(Web page and app entries)
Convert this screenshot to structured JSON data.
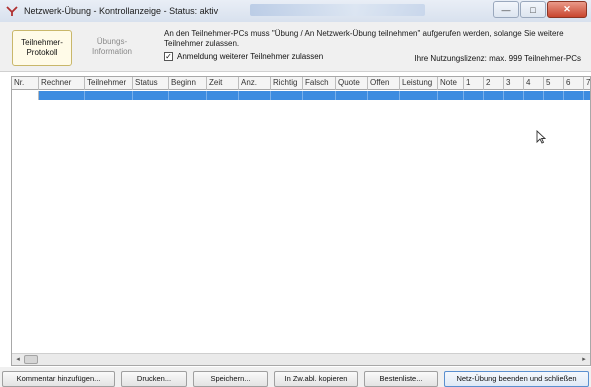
{
  "window": {
    "title": "Netzwerk-Übung - Kontrollanzeige - Status: aktiv",
    "controls": {
      "minimize": "—",
      "maximize": "□",
      "close": "✕"
    }
  },
  "tabs": [
    {
      "label_line1": "Teilnehmer-",
      "label_line2": "Protokoll",
      "active": true
    },
    {
      "label_line1": "Übungs-",
      "label_line2": "Information",
      "active": false
    }
  ],
  "info": {
    "text": "An den Teilnehmer-PCs muss \"Übung / An Netzwerk-Übung teilnehmen\" aufgerufen werden, solange Sie weitere Teilnehmer zulassen.",
    "checkbox_label": "Anmeldung weiterer Teilnehmer zulassen",
    "checkbox_checked": true,
    "license": "Ihre Nutzungslizenz: max. 999 Teilnehmer-PCs"
  },
  "grid": {
    "columns": [
      "Nr.",
      "Rechner",
      "Teilnehmer",
      "Status",
      "Beginn",
      "Zeit",
      "Anz.",
      "Richtig",
      "Falsch",
      "Quote",
      "Offen",
      "Leistung",
      "Note",
      "1",
      "2",
      "3",
      "4",
      "5",
      "6",
      "7"
    ],
    "selection_color": "#3d8ce0"
  },
  "scrollbar": {
    "left_arrow": "◂",
    "right_arrow": "▸"
  },
  "buttons": [
    {
      "label": "Kommentar hinzufügen..."
    },
    {
      "label": "Drucken..."
    },
    {
      "label": "Speichern..."
    },
    {
      "label": "In Zw.abl. kopieren"
    },
    {
      "label": "Bestenliste..."
    },
    {
      "label": "Netz-Übung beenden und schließen"
    }
  ]
}
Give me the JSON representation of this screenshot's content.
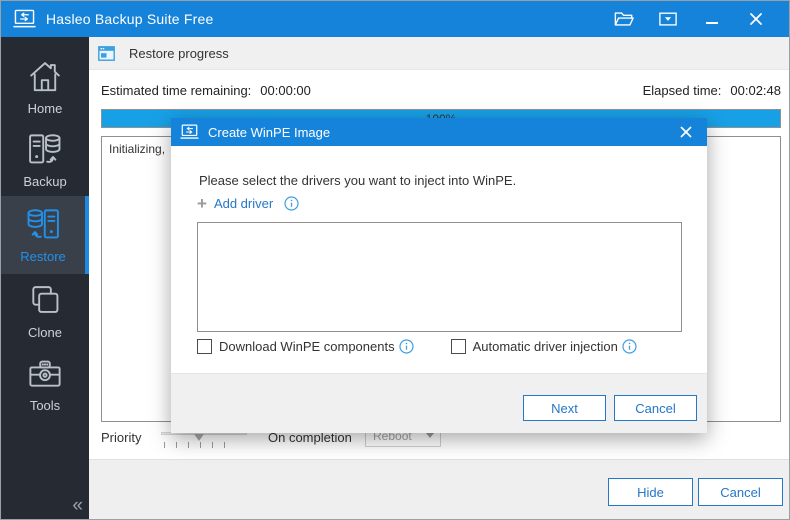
{
  "colors": {
    "titlebar": "#1583d9",
    "accent": "#1e88e5",
    "button_blue": "#2577c8",
    "progress_fill": "#18a0e6",
    "sidebar_bg": "#262b33",
    "info": "#3f9fe0"
  },
  "window": {
    "title": "Hasleo Backup Suite Free"
  },
  "sidebar": {
    "items": [
      {
        "label": "Home"
      },
      {
        "label": "Backup"
      },
      {
        "label": "Restore",
        "active": true
      },
      {
        "label": "Clone"
      },
      {
        "label": "Tools"
      }
    ],
    "collapse_glyph": "«"
  },
  "header": {
    "title": "Restore progress"
  },
  "progress": {
    "estimated_label": "Estimated time remaining:",
    "estimated_value": "00:00:00",
    "elapsed_label": "Elapsed time:",
    "elapsed_value": "00:02:48",
    "percent": "100%",
    "log_text": "Initializing,"
  },
  "controls": {
    "priority_label": "Priority",
    "on_completion_label": "On completion",
    "on_completion_value": "Reboot"
  },
  "bottombar": {
    "hide_label": "Hide",
    "cancel_label": "Cancel"
  },
  "dialog": {
    "title": "Create WinPE Image",
    "message": "Please select the drivers you want to inject into WinPE.",
    "add_driver_plus": "+",
    "add_driver_label": "Add driver",
    "checkbox1_label": "Download WinPE components",
    "checkbox2_label": "Automatic driver injection",
    "next_label": "Next",
    "cancel_label": "Cancel"
  }
}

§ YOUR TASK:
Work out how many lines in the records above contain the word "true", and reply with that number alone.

§ TASK OUTPUT:
3